WHAT TO DO -> For the word "clamp", return each line of the data in which it occurs.
++++ PROVIDED DATA
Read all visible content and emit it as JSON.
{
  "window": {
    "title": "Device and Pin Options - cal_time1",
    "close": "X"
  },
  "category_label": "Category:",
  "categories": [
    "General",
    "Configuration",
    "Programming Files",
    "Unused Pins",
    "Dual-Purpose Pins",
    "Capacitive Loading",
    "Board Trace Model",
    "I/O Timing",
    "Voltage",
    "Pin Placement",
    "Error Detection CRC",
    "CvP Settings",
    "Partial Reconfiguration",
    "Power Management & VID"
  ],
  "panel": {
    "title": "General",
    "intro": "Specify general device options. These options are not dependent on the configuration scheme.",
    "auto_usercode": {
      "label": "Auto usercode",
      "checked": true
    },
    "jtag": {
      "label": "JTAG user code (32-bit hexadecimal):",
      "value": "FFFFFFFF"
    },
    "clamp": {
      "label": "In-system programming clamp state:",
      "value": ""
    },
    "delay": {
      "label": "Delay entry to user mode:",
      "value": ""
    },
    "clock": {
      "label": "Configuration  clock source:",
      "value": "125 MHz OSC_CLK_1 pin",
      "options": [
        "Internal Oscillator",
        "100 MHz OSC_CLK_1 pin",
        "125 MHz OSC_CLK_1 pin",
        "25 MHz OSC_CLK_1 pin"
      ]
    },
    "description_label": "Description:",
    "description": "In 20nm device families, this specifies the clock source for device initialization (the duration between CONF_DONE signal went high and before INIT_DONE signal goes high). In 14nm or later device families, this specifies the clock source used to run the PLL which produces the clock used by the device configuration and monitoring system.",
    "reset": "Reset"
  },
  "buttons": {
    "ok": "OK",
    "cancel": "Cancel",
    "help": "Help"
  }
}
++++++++
RESULT FOR THIS EXERCISE ->
    "clamp": {
      "label": "In-system programming clamp state:",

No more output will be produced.